But I resented it as a kid. I knew my parents didn’t have the kind of relationship most did, so I would sit restrainedly glum at the dinner table, feeling like we were a broken family. Frankly, because we were. And even as a child, I would try to give mom gifts as a way of distracting her from the failing marriage we all silently knew was eating at her. I just never felt like it was enough. So I told myself I’d eventually show her my appreciation for all she’d done for me.
As a teenager, not much changed. However, I began to establish more of an understanding about my parents’ marriage, and particularly, the sacrifices they were both making for the sake of seeing their children grow. Once I comprehended that, I was able to make peace with it. But that didn’t change the fact that every Mother’s Day, Father’s Day, or anniversary I’d look at other married couples giving each other flowers and singing each other’s praises, and I’d be angry that my own parents weren’t showing the same kind of gratitude for each other.
As a young adult, the separation wasn’t as outwardly apparent. I’d gotten married, moved in with my wife, and by that time, my parents had officially divorced. We still got together for Mother’s Day, of course. But because we no longer lived together, I enjoyed that time with her even more. We took her to dinner, gave her gifts we thought were meaningful, but I still didn’t feel like it was enough. I told myself I’d eventually show her my appreciation for all she’d done for me.
Then, I became a parent myself. And my life was turned upside down. I was fortunate enough to watch my wife blossom into the mother I always knew she’d be. But it wasn’t all play dates and bedtime stories. It was hard. Sometimes, it felt nearly impossible to keep our cool as we navigated the treacherous, uncertain road of raising a child, then later, a second child. I began to develop a deep, thorough understanding of how having children can test the strength of not only your character, but your marriage. I looked back on my childhood and imagined how difficult it must have been to deal with a faltering marriage while also trying to manage a career and, oh yeah, two growing children. Despite the realization, I told myself yet again that I’d eventually show her my appreciation for all she’d done for me.

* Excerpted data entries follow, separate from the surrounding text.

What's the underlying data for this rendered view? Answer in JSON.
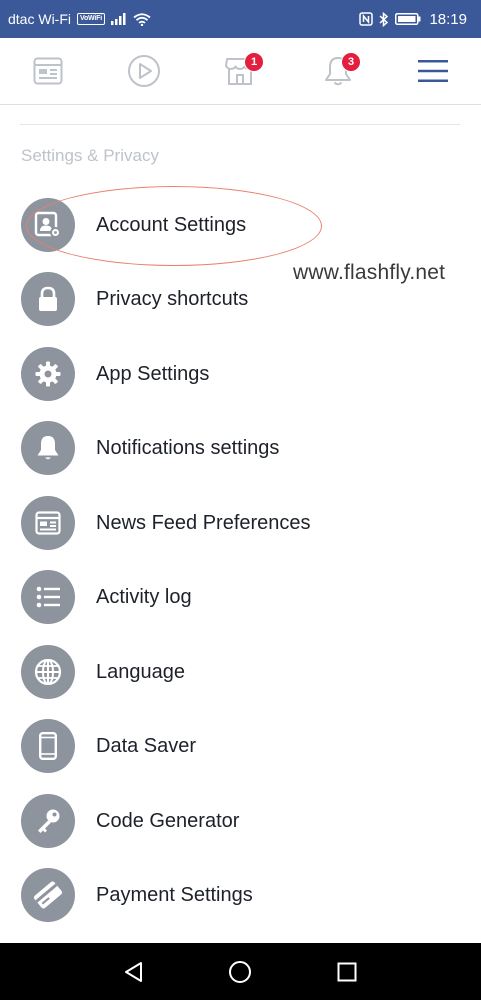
{
  "status_bar": {
    "carrier": "dtac Wi-Fi",
    "volte_badge": "VoWiFi",
    "time": "18:19"
  },
  "nav_tabs": [
    {
      "icon": "news-feed-icon"
    },
    {
      "icon": "watch-icon"
    },
    {
      "icon": "marketplace-icon",
      "badge": "1"
    },
    {
      "icon": "notifications-icon",
      "badge": "3"
    },
    {
      "icon": "menu-icon",
      "active": true
    }
  ],
  "section": {
    "title": "Settings & Privacy"
  },
  "items": [
    {
      "label": "Account Settings",
      "icon": "account-settings-icon"
    },
    {
      "label": "Privacy shortcuts",
      "icon": "lock-icon"
    },
    {
      "label": "App Settings",
      "icon": "gear-icon"
    },
    {
      "label": "Notifications settings",
      "icon": "bell-icon"
    },
    {
      "label": "News Feed Preferences",
      "icon": "news-feed-icon"
    },
    {
      "label": "Activity log",
      "icon": "list-icon"
    },
    {
      "label": "Language",
      "icon": "globe-icon"
    },
    {
      "label": "Data Saver",
      "icon": "phone-icon"
    },
    {
      "label": "Code Generator",
      "icon": "key-icon"
    },
    {
      "label": "Payment Settings",
      "icon": "credit-card-icon"
    }
  ],
  "watermark": "www.flashfly.net",
  "colors": {
    "status_bar": "#3b5998",
    "accent": "#3b5998",
    "icon_circle": "#8d949e",
    "badge": "#e41e3f",
    "annotation": "#e8806d"
  }
}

A couple of short years later, a week before my oldest son’s third birthday, mom suddenly passed away. She was 59. I was blindsided, irrevocably damaged. And if it isn’t obvious, I never did tell her how much I appreciated her. Maybe I grazed past it once or twice in a greeting card. But the thoughts I tucked into a dark corner of my brain, the raw kind of emotion that you’d normally hear bellowed in a Janis Joplin song? She sadly never got to hear that.
This weekend, I will celebrate my third Mother’s Day since her passing. Naturally, I’ve been receiving an enormous amount of marketing communications (spam) from major retailers urging me to “Make mom happy!” and “Save 25% just in time for Mother’s Day!” And trust me, nothing would please me more than to do exactly those things. But the fact of the matter is that I’ve simply got to suffer through this. And unfortunately, my wife does, too. I’m trying, but my instinct is to reject that this Sunday is even happening, to remain restrainedly glum at the dinner table while others clink glasses around me. Because even more than I regret my own lack of verbal appreciation, I regret that my children won’t get to know their grandmother like I did. Put simply, I can’t stand Mother’s Day because it reminds me of what could’ve been. For the sake of my wife, though, I have no plans to crawl into a corner and cover my ears.
So, do yourself a favor this Sunday and skip the vague platitudes we typically scribble into an overpriced card and opt instead to be real…so very real that it makes you uncomfortable even. I can guarantee it will feel better than holding it inside until you’re giving a eulogy.
Thanks for reading, and a genuine, uncomfortably long hug to all you moms out there making life worth living for your children. Especially to my wife, whose natural abilities make me look like a rookie on a daily basis.